This November marks the 30th anniversary of the fall of the Berlin Wall. The Berlin Wall was a physical and ideological barrier divided East and West Berlin, and the symbol of the bipolar world during the Cold War. To varying degrees, both the East and West Blocs strove to realize their own interpretations and valuations of justice and equality. The communist system collapsed in the early 1990s, ending the almost half a century Cold War. And although the liberal, capitalist system has been questioned after the economic recession of 2009 and the relative decline of the West, it is still pervasive today. So, we ask, how will such history shadow our future?
And what responsibility does and will each of us have in that future? The Israeli historian, Yuval Noah Harari, writes in his latest book, 21 Lessons for the 21st Century, that we have trouble understanding justice and equality in our complex global world, because “an inherent feature of (this) world is that its causal relations are highly ramified and complex.” Blame and responsibility cannot be easily placed. Consider: are we partly to blame for child labor if we are dependent on a system that relies on it to produce clothing? Harari notes that “the system is structured in such a way that those who make no effort to know can remain in blissful ignorance, and those who do make an effort will find it very difficult to discover the truth”. In short, the ideals of justice and equality are incredibly difficult to understand and realize in a multiplex globalized world.

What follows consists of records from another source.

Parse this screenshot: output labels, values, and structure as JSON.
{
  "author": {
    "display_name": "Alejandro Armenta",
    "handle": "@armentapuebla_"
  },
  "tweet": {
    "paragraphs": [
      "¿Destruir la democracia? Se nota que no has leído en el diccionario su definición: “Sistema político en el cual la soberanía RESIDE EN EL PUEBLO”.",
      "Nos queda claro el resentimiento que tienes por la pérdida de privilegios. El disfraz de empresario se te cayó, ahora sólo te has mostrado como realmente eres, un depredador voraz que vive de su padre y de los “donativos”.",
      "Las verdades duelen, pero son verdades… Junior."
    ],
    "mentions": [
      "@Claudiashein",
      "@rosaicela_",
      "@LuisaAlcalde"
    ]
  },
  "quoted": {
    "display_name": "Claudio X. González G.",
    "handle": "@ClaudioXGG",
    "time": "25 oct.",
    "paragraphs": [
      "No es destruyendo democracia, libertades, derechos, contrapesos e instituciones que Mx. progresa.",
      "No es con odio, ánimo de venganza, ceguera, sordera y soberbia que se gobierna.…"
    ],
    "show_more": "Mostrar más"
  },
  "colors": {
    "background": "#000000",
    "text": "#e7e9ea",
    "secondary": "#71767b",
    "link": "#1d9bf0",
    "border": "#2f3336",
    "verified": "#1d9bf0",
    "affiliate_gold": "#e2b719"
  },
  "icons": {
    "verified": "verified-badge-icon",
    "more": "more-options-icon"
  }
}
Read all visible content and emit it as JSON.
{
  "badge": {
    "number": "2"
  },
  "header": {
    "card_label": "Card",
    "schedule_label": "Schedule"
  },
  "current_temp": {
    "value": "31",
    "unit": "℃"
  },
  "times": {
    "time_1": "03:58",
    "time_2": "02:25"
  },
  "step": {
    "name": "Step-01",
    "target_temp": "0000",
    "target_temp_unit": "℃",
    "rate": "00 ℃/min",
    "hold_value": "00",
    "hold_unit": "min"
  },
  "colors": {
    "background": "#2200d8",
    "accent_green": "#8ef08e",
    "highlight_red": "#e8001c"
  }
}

With this in mind, we hope that at BERMUN we will learn to better strive for multilateral solutions that look beyond our physical borders, genetic predispositions, and socially induced prejudices. Whether it is your first conference or you have many previous MUN experiences, we encourage you to reflect on the morals and goals that the international system is built upon. We look forward to working with you in November!
The 2019 BERMUN Secretariat